Records from a collection
----------------------------------------

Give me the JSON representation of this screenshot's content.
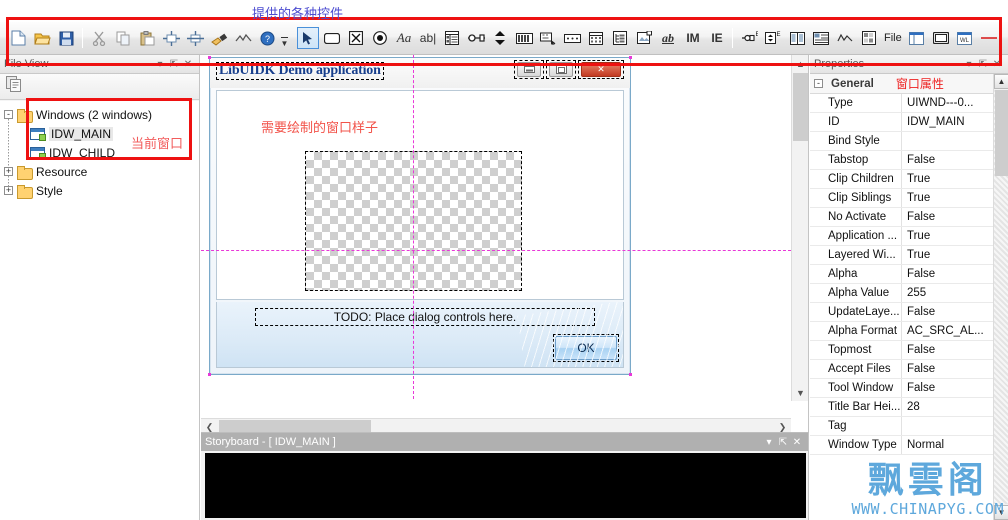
{
  "annotations": {
    "toolbar_note": "提供的各种控件",
    "window_note": "当前窗口",
    "canvas_note": "需要绘制的窗口样子",
    "properties_note": "窗口属性",
    "accent_red": "#ee1111",
    "accent_blue": "#4b4bd0"
  },
  "toolbar": {
    "groups": [
      {
        "name": "standard",
        "items": [
          {
            "icon": "new-file-icon",
            "label": "New"
          },
          {
            "icon": "open-folder-icon",
            "label": "Open"
          },
          {
            "icon": "save-disk-icon",
            "label": "Save"
          },
          {
            "icon": "cut-scissors-icon",
            "label": "Cut"
          },
          {
            "icon": "copy-icon",
            "label": "Copy"
          },
          {
            "icon": "paste-icon",
            "label": "Paste"
          },
          {
            "icon": "align-horizontal-icon",
            "label": "Align Horizontal"
          },
          {
            "icon": "align-vertical-icon",
            "label": "Align Vertical"
          },
          {
            "icon": "brush-icon",
            "label": "Brush"
          },
          {
            "icon": "curve-icon",
            "label": "Curve"
          },
          {
            "icon": "help-icon",
            "label": "Help"
          }
        ]
      },
      {
        "name": "controls",
        "items": [
          {
            "icon": "pointer-arrow-icon",
            "label": "Select",
            "selected": true
          },
          {
            "icon": "button-control-icon",
            "label": "Button"
          },
          {
            "icon": "checkbox-control-icon",
            "label": "Check Box"
          },
          {
            "icon": "radio-control-icon",
            "label": "Radio Button"
          },
          {
            "icon": "static-text-icon",
            "label": "Static Text"
          },
          {
            "icon": "edit-control-icon",
            "label": "Edit"
          },
          {
            "icon": "listview-control-icon",
            "label": "List View"
          },
          {
            "icon": "slider-control-icon",
            "label": "Slider"
          },
          {
            "icon": "spin-control-icon",
            "label": "Spin"
          },
          {
            "icon": "progress-control-icon",
            "label": "Progress"
          },
          {
            "icon": "hotkey-control-icon",
            "label": "Hot Key"
          },
          {
            "icon": "ip-address-icon",
            "label": "IP Address"
          },
          {
            "icon": "calendar-control-icon",
            "label": "Calendar"
          },
          {
            "icon": "treeview-control-icon",
            "label": "Tree View"
          },
          {
            "icon": "picture-control-icon",
            "label": "Picture"
          },
          {
            "icon": "ab-link-icon",
            "label": "ab"
          },
          {
            "icon": "im-icon",
            "label": "IM"
          },
          {
            "icon": "ie-icon",
            "label": "IE"
          },
          {
            "icon": "hotkey-ex-icon",
            "label": "Hot Key Ex"
          },
          {
            "icon": "spin-ex-icon",
            "label": "Spin Ex"
          },
          {
            "icon": "split-pane-icon",
            "label": "Split Pane"
          },
          {
            "icon": "report-list-icon",
            "label": "Report List"
          },
          {
            "icon": "chart-line-icon",
            "label": "Chart"
          },
          {
            "icon": "color-picker-icon",
            "label": "Color Picker"
          },
          {
            "icon": "file-label",
            "label": "File"
          },
          {
            "icon": "layout-left-icon",
            "label": "Layout Left"
          },
          {
            "icon": "panel-icon",
            "label": "Panel"
          },
          {
            "icon": "window-list-icon",
            "label": "Window List"
          },
          {
            "icon": "separator-line-icon",
            "label": "Separator"
          },
          {
            "icon": "text-tool-icon",
            "label": "Text"
          },
          {
            "icon": "window-tool-icon",
            "label": "Window"
          }
        ]
      },
      {
        "name": "extra",
        "items": [
          {
            "icon": "add-object-icon",
            "label": "Add Object"
          }
        ]
      }
    ]
  },
  "fileview": {
    "title": "File View",
    "caption_buttons": [
      "chevron-down-icon",
      "pin-icon",
      "close-icon"
    ],
    "toolbar_icon": "copy-pages-icon",
    "tree": {
      "root": {
        "label": "Windows (2 windows)",
        "expanded": true,
        "toggle": "-"
      },
      "children": [
        {
          "label": "IDW_MAIN",
          "icon": "window-node-icon",
          "selected": true
        },
        {
          "label": "IDW_CHILD",
          "icon": "window-node-icon",
          "selected": false
        }
      ],
      "siblings": [
        {
          "label": "Resource",
          "expanded": false,
          "toggle": "+"
        },
        {
          "label": "Style",
          "expanded": false,
          "toggle": "+"
        }
      ]
    }
  },
  "designer": {
    "window_title": "LibUIDK Demo application",
    "sys_buttons": [
      {
        "name": "minimize-button",
        "glyph": "▭"
      },
      {
        "name": "maximize-button",
        "glyph": "❐"
      },
      {
        "name": "close-button",
        "glyph": "✕"
      }
    ],
    "todo_text": "TODO: Place dialog controls here.",
    "ok_button": "OK"
  },
  "storyboard": {
    "title": "Storyboard - [ IDW_MAIN ]",
    "caption_buttons": [
      "chevron-down-icon",
      "pin-icon",
      "close-icon"
    ]
  },
  "properties": {
    "title": "Properties",
    "caption_buttons": [
      "chevron-down-icon",
      "pin-icon",
      "close-icon"
    ],
    "group": "General",
    "rows": [
      {
        "name": "Type",
        "value": "UIWND---0..."
      },
      {
        "name": "ID",
        "value": "IDW_MAIN"
      },
      {
        "name": "Bind Style",
        "value": ""
      },
      {
        "name": "Tabstop",
        "value": "False"
      },
      {
        "name": "Clip Children",
        "value": "True"
      },
      {
        "name": "Clip Siblings",
        "value": "True"
      },
      {
        "name": "No Activate",
        "value": "False"
      },
      {
        "name": "Application ...",
        "value": "True"
      },
      {
        "name": "Layered Wi...",
        "value": "True"
      },
      {
        "name": "Alpha",
        "value": "False"
      },
      {
        "name": "Alpha Value",
        "value": "255"
      },
      {
        "name": "UpdateLaye...",
        "value": "False"
      },
      {
        "name": "Alpha Format",
        "value": "AC_SRC_AL..."
      },
      {
        "name": "Topmost",
        "value": "False"
      },
      {
        "name": "Accept Files",
        "value": "False"
      },
      {
        "name": "Tool Window",
        "value": "False"
      },
      {
        "name": "Title Bar Hei...",
        "value": "28"
      },
      {
        "name": "Tag",
        "value": ""
      },
      {
        "name": "Window Type",
        "value": "Normal"
      }
    ]
  },
  "watermark": {
    "chinese": "飘雲阁",
    "url": "WWW.CHINAPYG.COM"
  }
}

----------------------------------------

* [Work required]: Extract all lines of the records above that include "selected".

* [Worked solution]:
            "selected": true
          "selected": true
          "selected": false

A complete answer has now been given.